Your answer must be the data repeated exactly, with no pictures in it.

:::::

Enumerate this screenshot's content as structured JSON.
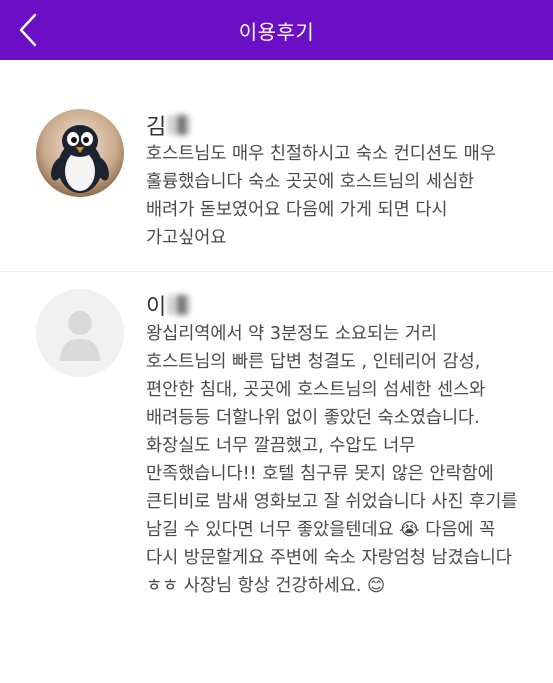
{
  "header": {
    "title": "이용후기",
    "back_icon": "chevron-left-icon",
    "bg_color": "#6a0fc6"
  },
  "reviews": [
    {
      "name": "김",
      "avatar_icon": "penguin-avatar",
      "text": "호스트님도 매우 친절하시고 숙소 컨디션도 매우 훌륭했습니다 숙소 곳곳에 호스트님의 세심한 배려가 돋보였어요 다음에 가게 되면 다시 가고싶어요"
    },
    {
      "name": "이",
      "avatar_icon": "default-user-avatar",
      "text": "왕십리역에서 약 3분정도 소요되는 거리 호스트님의 빠른 답변 청결도 , 인테리어 감성, 편안한 침대, 곳곳에 호스트님의 섬세한 센스와 배려등등 더할나위 없이 좋았던 숙소였습니다. 화장실도 너무 깔끔했고, 수압도 너무 만족했습니다!! 호텔 침구류 못지 않은 안락함에 큰티비로 밤새 영화보고 잘 쉬었습니다 사진 후기를 남길 수 있다면 너무 좋았을텐데요 😭 다음에 꼭 다시 방문할게요 주변에 숙소 자랑엄청 남겼습니다 ㅎㅎ 사장님 항상 건강하세요. 😊"
    }
  ]
}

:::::

* _COMPLETED EXERCISE_:
Enumerate this screenshot's content as structured JSON.
{
  "header": {
    "title": "이용후기",
    "back_icon": "chevron-left-icon",
    "bg_color": "#6a0fc6"
  },
  "reviews": [
    {
      "name": "김",
      "avatar_icon": "penguin-avatar",
      "text": "호스트님도 매우 친절하시고 숙소 컨디션도 매우 훌륭했습니다 숙소 곳곳에 호스트님의 세심한 배려가 돋보였어요 다음에 가게 되면 다시 가고싶어요"
    },
    {
      "name": "이",
      "avatar_icon": "default-user-avatar",
      "text": "왕십리역에서 약 3분정도 소요되는 거리 호스트님의 빠른 답변 청결도 , 인테리어 감성, 편안한 침대, 곳곳에 호스트님의 섬세한 센스와 배려등등 더할나위 없이 좋았던 숙소였습니다. 화장실도 너무 깔끔했고, 수압도 너무 만족했습니다!! 호텔 침구류 못지 않은 안락함에 큰티비로 밤새 영화보고 잘 쉬었습니다 사진 후기를 남길 수 있다면 너무 좋았을텐데요 😭 다음에 꼭 다시 방문할게요 주변에 숙소 자랑엄청 남겼습니다 ㅎㅎ 사장님 항상 건강하세요. 😊"
    }
  ]
}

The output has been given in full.